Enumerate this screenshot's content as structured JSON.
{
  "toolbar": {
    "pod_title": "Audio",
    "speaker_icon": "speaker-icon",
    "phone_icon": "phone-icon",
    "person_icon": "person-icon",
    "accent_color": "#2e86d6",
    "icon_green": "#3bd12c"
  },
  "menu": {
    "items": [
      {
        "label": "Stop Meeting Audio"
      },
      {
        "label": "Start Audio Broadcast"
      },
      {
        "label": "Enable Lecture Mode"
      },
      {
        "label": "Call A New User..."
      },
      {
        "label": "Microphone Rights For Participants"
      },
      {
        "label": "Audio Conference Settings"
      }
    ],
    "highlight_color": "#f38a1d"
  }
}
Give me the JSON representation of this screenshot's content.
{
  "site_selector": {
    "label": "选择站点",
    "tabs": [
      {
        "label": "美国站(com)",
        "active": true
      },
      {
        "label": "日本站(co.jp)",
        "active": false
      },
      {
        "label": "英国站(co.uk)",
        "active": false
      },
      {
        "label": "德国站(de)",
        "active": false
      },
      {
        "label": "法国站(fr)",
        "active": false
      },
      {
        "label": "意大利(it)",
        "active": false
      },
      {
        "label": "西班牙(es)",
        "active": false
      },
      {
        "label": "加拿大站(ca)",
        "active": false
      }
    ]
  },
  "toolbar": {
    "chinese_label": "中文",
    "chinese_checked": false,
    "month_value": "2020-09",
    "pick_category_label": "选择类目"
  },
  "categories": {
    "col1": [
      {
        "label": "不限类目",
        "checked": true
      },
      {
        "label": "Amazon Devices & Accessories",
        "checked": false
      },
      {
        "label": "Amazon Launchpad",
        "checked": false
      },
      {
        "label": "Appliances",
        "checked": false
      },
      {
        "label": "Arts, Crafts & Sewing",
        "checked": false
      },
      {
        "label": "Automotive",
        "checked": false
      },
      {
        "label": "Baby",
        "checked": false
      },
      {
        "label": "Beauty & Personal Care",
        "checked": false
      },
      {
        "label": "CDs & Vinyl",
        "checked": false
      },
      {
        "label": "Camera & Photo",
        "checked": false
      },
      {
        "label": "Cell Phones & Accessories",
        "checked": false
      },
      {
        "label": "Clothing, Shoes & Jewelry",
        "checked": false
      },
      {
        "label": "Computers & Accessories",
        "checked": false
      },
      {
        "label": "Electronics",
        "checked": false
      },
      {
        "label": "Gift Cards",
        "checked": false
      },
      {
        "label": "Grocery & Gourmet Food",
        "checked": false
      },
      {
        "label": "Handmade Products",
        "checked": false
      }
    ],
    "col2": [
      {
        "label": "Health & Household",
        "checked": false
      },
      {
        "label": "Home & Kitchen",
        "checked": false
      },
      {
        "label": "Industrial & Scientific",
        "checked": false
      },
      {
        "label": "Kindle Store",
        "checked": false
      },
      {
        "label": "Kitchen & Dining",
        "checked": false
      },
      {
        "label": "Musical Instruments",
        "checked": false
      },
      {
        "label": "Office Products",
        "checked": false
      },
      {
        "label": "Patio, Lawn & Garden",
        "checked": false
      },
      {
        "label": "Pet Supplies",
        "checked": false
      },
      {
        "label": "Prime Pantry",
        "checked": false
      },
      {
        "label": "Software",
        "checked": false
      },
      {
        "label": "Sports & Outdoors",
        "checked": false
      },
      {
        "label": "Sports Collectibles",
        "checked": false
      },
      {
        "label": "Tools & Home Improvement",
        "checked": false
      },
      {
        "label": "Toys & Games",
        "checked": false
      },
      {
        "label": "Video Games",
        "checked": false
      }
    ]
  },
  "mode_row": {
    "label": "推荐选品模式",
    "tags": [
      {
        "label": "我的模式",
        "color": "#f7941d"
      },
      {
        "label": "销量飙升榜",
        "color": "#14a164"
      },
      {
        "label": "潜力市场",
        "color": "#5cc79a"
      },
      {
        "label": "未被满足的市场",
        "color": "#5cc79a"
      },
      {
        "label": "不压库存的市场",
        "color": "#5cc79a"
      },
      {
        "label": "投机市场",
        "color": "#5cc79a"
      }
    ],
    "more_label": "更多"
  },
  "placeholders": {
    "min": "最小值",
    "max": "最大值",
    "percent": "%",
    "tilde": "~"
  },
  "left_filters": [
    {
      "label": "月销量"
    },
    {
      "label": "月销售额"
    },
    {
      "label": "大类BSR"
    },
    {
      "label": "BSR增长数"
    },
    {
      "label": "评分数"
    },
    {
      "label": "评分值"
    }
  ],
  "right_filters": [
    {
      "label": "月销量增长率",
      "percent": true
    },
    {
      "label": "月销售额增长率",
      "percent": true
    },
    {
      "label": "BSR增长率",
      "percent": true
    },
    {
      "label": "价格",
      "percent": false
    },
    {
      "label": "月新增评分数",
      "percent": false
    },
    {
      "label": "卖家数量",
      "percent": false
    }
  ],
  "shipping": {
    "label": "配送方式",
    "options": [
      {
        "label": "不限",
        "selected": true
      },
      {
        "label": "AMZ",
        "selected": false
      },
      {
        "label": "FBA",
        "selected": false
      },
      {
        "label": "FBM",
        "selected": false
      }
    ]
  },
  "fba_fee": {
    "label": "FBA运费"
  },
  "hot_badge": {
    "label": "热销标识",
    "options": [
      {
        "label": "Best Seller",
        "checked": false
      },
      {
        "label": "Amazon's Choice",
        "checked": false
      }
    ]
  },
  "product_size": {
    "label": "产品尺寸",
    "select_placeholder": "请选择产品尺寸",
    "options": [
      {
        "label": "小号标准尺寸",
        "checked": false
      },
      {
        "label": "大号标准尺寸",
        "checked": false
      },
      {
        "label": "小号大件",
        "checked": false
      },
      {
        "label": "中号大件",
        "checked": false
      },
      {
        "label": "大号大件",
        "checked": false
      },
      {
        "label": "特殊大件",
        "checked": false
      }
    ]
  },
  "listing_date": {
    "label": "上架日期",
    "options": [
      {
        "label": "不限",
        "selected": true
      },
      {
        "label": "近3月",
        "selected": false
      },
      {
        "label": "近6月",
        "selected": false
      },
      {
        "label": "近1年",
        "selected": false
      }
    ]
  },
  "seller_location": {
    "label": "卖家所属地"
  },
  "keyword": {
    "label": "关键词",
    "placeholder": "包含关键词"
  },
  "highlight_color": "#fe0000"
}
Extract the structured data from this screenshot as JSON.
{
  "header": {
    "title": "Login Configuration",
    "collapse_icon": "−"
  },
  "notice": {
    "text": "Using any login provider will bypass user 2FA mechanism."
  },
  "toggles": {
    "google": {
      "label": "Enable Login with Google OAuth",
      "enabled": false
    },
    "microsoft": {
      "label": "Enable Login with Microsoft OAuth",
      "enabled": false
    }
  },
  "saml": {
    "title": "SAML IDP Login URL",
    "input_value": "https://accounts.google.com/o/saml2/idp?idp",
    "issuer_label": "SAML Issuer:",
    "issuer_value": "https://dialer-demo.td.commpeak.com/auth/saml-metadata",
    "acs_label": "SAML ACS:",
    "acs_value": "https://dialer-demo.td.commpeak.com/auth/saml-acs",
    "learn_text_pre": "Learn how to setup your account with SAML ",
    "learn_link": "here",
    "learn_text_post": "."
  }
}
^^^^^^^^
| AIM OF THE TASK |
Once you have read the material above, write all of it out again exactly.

| REPLY |
Enumerate this screenshot's content as structured JSON.
{
  "toolbar": {
    "pod_title": "Audio",
    "speaker_icon": "speaker-icon",
    "phone_icon": "phone-icon",
    "person_icon": "person-icon",
    "accent_color": "#2e86d6",
    "icon_green": "#3bd12c"
  },
  "menu": {
    "items": [
      {
        "label": "Stop Meeting Audio"
      },
      {
        "label": "Start Audio Broadcast"
      },
      {
        "label": "Enable Lecture Mode"
      },
      {
        "label": "Call A New User..."
      },
      {
        "label": "Microphone Rights For Participants"
      },
      {
        "label": "Audio Conference Settings"
      }
    ],
    "highlight_color": "#f38a1d"
  }
}
Give me the JSON representation of this screenshot's content.
{
  "site_selector": {
    "label": "选择站点",
    "tabs": [
      {
        "label": "美国站(com)",
        "active": true
      },
      {
        "label": "日本站(co.jp)",
        "active": false
      },
      {
        "label": "英国站(co.uk)",
        "active": false
      },
      {
        "label": "德国站(de)",
        "active": false
      },
      {
        "label": "法国站(fr)",
        "active": false
      },
      {
        "label": "意大利(it)",
        "active": false
      },
      {
        "label": "西班牙(es)",
        "active": false
      },
      {
        "label": "加拿大站(ca)",
        "active": false
      }
    ]
  },
  "toolbar": {
    "chinese_label": "中文",
    "chinese_checked": false,
    "month_value": "2020-09",
    "pick_category_label": "选择类目"
  },
  "categories": {
    "col1": [
      {
        "label": "不限类目",
        "checked": true
      },
      {
        "label": "Amazon Devices & Accessories",
        "checked": false
      },
      {
        "label": "Amazon Launchpad",
        "checked": false
      },
      {
        "label": "Appliances",
        "checked": false
      },
      {
        "label": "Arts, Crafts & Sewing",
        "checked": false
      },
      {
        "label": "Automotive",
        "checked": false
      },
      {
        "label": "Baby",
        "checked": false
      },
      {
        "label": "Beauty & Personal Care",
        "checked": false
      },
      {
        "label": "CDs & Vinyl",
        "checked": false
      },
      {
        "label": "Camera & Photo",
        "checked": false
      },
      {
        "label": "Cell Phones & Accessories",
        "checked": false
      },
      {
        "label": "Clothing, Shoes & Jewelry",
        "checked": false
      },
      {
        "label": "Computers & Accessories",
        "checked": false
      },
      {
        "label": "Electronics",
        "checked": false
      },
      {
        "label": "Gift Cards",
        "checked": false
      },
      {
        "label": "Grocery & Gourmet Food",
        "checked": false
      },
      {
        "label": "Handmade Products",
        "checked": false
      }
    ],
    "col2": [
      {
        "label": "Health & Household",
        "checked": false
      },
      {
        "label": "Home & Kitchen",
        "checked": false
      },
      {
        "label": "Industrial & Scientific",
        "checked": false
      },
      {
        "label": "Kindle Store",
        "checked": false
      },
      {
        "label": "Kitchen & Dining",
        "checked": false
      },
      {
        "label": "Musical Instruments",
        "checked": false
      },
      {
        "label": "Office Products",
        "checked": false
      },
      {
        "label": "Patio, Lawn & Garden",
        "checked": false
      },
      {
        "label": "Pet Supplies",
        "checked": false
      },
      {
        "label": "Prime Pantry",
        "checked": false
      },
      {
        "label": "Software",
        "checked": false
      },
      {
        "label": "Sports & Outdoors",
        "checked": false
      },
      {
        "label": "Sports Collectibles",
        "checked": false
      },
      {
        "label": "Tools & Home Improvement",
        "checked": false
      },
      {
        "label": "Toys & Games",
        "checked": false
      },
      {
        "label": "Video Games",
        "checked": false
      }
    ]
  },
  "mode_row": {
    "label": "推荐选品模式",
    "tags": [
      {
        "label": "我的模式",
        "color": "#f7941d"
      },
      {
        "label": "销量飙升榜",
        "color": "#14a164"
      },
      {
        "label": "潜力市场",
        "color": "#5cc79a"
      },
      {
        "label": "未被满足的市场",
        "color": "#5cc79a"
      },
      {
        "label": "不压库存的市场",
        "color": "#5cc79a"
      },
      {
        "label": "投机市场",
        "color": "#5cc79a"
      }
    ],
    "more_label": "更多"
  },
  "placeholders": {
    "min": "最小值",
    "max": "最大值",
    "percent": "%",
    "tilde": "~"
  },
  "left_filters": [
    {
      "label": "月销量"
    },
    {
      "label": "月销售额"
    },
    {
      "label": "大类BSR"
    },
    {
      "label": "BSR增长数"
    },
    {
      "label": "评分数"
    },
    {
      "label": "评分值"
    }
  ],
  "right_filters": [
    {
      "label": "月销量增长率",
      "percent": true
    },
    {
      "label": "月销售额增长率",
      "percent": true
    },
    {
      "label": "BSR增长率",
      "percent": true
    },
    {
      "label": "价格",
      "percent": false
    },
    {
      "label": "月新增评分数",
      "percent": false
    },
    {
      "label": "卖家数量",
      "percent": false
    }
  ],
  "shipping": {
    "label": "配送方式",
    "options": [
      {
        "label": "不限",
        "selected": true
      },
      {
        "label": "AMZ",
        "selected": false
      },
      {
        "label": "FBA",
        "selected": false
      },
      {
        "label": "FBM",
        "selected": false
      }
    ]
  },
  "fba_fee": {
    "label": "FBA运费"
  },
  "hot_badge": {
    "label": "热销标识",
    "options": [
      {
        "label": "Best Seller",
        "checked": false
      },
      {
        "label": "Amazon's Choice",
        "checked": false
      }
    ]
  },
  "product_size": {
    "label": "产品尺寸",
    "select_placeholder": "请选择产品尺寸",
    "options": [
      {
        "label": "小号标准尺寸",
        "checked": false
      },
      {
        "label": "大号标准尺寸",
        "checked": false
      },
      {
        "label": "小号大件",
        "checked": false
      },
      {
        "label": "中号大件",
        "checked": false
      },
      {
        "label": "大号大件",
        "checked": false
      },
      {
        "label": "特殊大件",
        "checked": false
      }
    ]
  },
  "listing_date": {
    "label": "上架日期",
    "options": [
      {
        "label": "不限",
        "selected": true
      },
      {
        "label": "近3月",
        "selected": false
      },
      {
        "label": "近6月",
        "selected": false
      },
      {
        "label": "近1年",
        "selected": false
      }
    ]
  },
  "seller_location": {
    "label": "卖家所属地"
  },
  "keyword": {
    "label": "关键词",
    "placeholder": "包含关键词"
  },
  "highlight_color": "#fe0000"
}
Extract the structured data from this screenshot as JSON.
{
  "header": {
    "title": "Login Configuration",
    "collapse_icon": "−"
  },
  "notice": {
    "text": "Using any login provider will bypass user 2FA mechanism."
  },
  "toggles": {
    "google": {
      "label": "Enable Login with Google OAuth",
      "enabled": false
    },
    "microsoft": {
      "label": "Enable Login with Microsoft OAuth",
      "enabled": false
    }
  },
  "saml": {
    "title": "SAML IDP Login URL",
    "input_value": "https://accounts.google.com/o/saml2/idp?idp",
    "issuer_label": "SAML Issuer:",
    "issuer_value": "https://dialer-demo.td.commpeak.com/auth/saml-metadata",
    "acs_label": "SAML ACS:",
    "acs_value": "https://dialer-demo.td.commpeak.com/auth/saml-acs",
    "learn_text_pre": "Learn how to setup your account with SAML ",
    "learn_link": "here",
    "learn_text_post": "."
  }
}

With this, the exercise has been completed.